|.sysmem||Heap used by 'malloc' and 'free'||Read and Write|
|.text||Program Code||Read and Execute|
Next, the MPU can be configured to protect three different memory segments in software. Each segment can be individually configured to read, write, execute, or a combination of them. Most applications would have some form of variables that should be protected as read and write, constants to be read only, and program code should be read and execute only. There are two registers that define how the segment boundaries are configured: Memory Protection Unit Segmentation Border 1 (MPUSEGB1) and Memory Protection Unit Segmentation Border 2 Register (MPUSEGB2). Before writing to the register, the address needs to be shifted to the right by 4 bits.
Note: the smallest MPU segment size allocation is 1KB or 0x0400. For additional information, see the device-specific family user's guide.
Code Composer Studio v6’s built-in MSP MPU Wizard is accessible through the CCS Project Properties. To open this dialog, right-click on the project in the CCS’ Project Explorer view and select Properties.
Enable the MPU by checking the Enable Memory Protection Unit (MPU) box. Then, the configuration should be left at default for allowing the compiler to automatically configure and partition the memory regions based in the application usage.
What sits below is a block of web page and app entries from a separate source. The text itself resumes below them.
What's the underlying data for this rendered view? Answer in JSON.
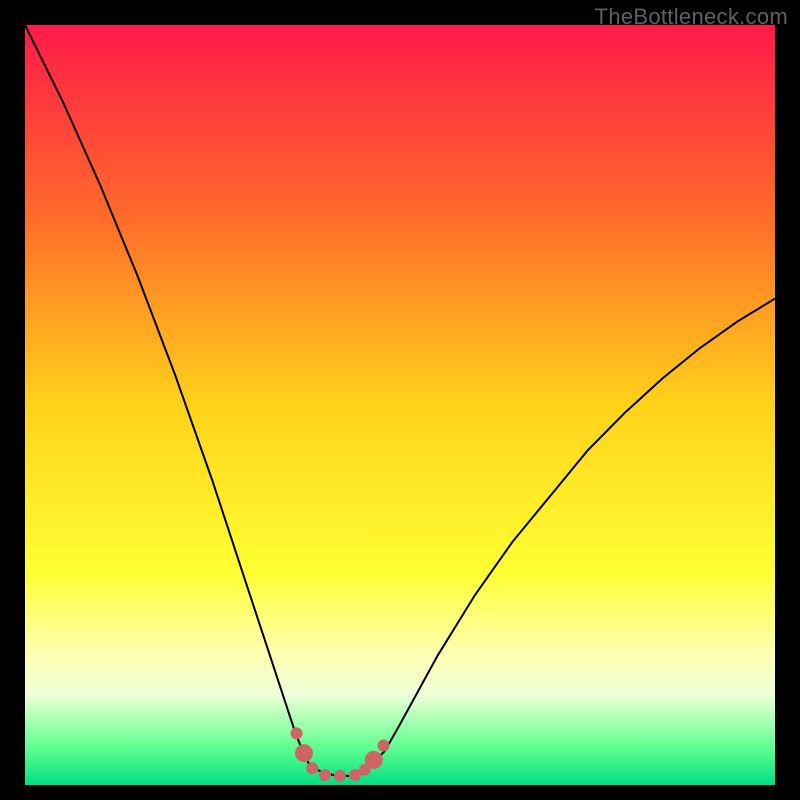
{
  "watermark": "TheBottleneck.com",
  "chart_data": {
    "type": "line",
    "title": "",
    "xlabel": "",
    "ylabel": "",
    "xlim": [
      0,
      100
    ],
    "ylim": [
      0,
      100
    ],
    "grid": false,
    "legend": false,
    "background": {
      "type": "vertical-gradient",
      "stops": [
        {
          "offset": 0,
          "color": "#ff1a4a"
        },
        {
          "offset": 25,
          "color": "#ff6a2a"
        },
        {
          "offset": 50,
          "color": "#ffd21a"
        },
        {
          "offset": 72,
          "color": "#ffff33"
        },
        {
          "offset": 82,
          "color": "#ffffaa"
        },
        {
          "offset": 88,
          "color": "#f0ffd8"
        },
        {
          "offset": 95,
          "color": "#60ff90"
        },
        {
          "offset": 100,
          "color": "#00e080"
        }
      ]
    },
    "series": [
      {
        "name": "bottleneck-curve",
        "color": "#000000",
        "width": 2,
        "x": [
          0,
          5,
          10,
          15,
          20,
          25,
          28,
          30,
          32,
          34,
          36,
          37,
          38,
          40,
          42,
          44,
          45,
          46,
          48,
          50,
          55,
          60,
          65,
          70,
          75,
          80,
          85,
          90,
          95,
          100
        ],
        "y": [
          100,
          90,
          79,
          67,
          54,
          40,
          31,
          25,
          19,
          13,
          7,
          4.5,
          2.5,
          1.5,
          1.2,
          1.2,
          1.5,
          2.5,
          4.5,
          8,
          17,
          25,
          32,
          38,
          44,
          49,
          53.5,
          57.5,
          61,
          64
        ]
      }
    ],
    "markers": {
      "name": "valley-markers",
      "color": "#cc6666",
      "radius_small": 6,
      "radius_end": 9,
      "points": [
        {
          "x": 36.2,
          "y": 6.8,
          "r": "small"
        },
        {
          "x": 37.2,
          "y": 4.2,
          "r": "end"
        },
        {
          "x": 38.3,
          "y": 2.2,
          "r": "small"
        },
        {
          "x": 40.0,
          "y": 1.3,
          "r": "small"
        },
        {
          "x": 42.0,
          "y": 1.2,
          "r": "small"
        },
        {
          "x": 44.0,
          "y": 1.3,
          "r": "small"
        },
        {
          "x": 45.3,
          "y": 2.0,
          "r": "small"
        },
        {
          "x": 46.5,
          "y": 3.3,
          "r": "end"
        },
        {
          "x": 47.8,
          "y": 5.2,
          "r": "small"
        }
      ]
    }
  }
}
For example, constants are configured as read only or program code is configured as read and execute only. When configured through the MPU Wizard, the C startup routine automatically configures and enables the MPU before entering main() without any additional steps needed by you.
Please see the MSP430 FRAM Technology – How To and Best Practices for more information and to take a closer look at securing FRAM using IAR Embedded Workbench.
The MSP Ultra-Low-Power microcontroller (MCU) series from Texas Instruments (TI) offers the lowest power consumption and the perfect mix of integrated peripherals for a wide range of low power and portable applications. This could include use as a metering mcu or as a microcontroller in remote control designs, with integration that enables functionality of a segment lcd driver or ir modulator. TI provides robust design support for the MSP low-power MCU family including technical documents, training, and microcontroller development kit and embedded software tools you need to get started today! This makes the MSP430, an easy to use microcontroller to begin development. This low cost microcontroller is the perfect place to start for battery powered mcu applications.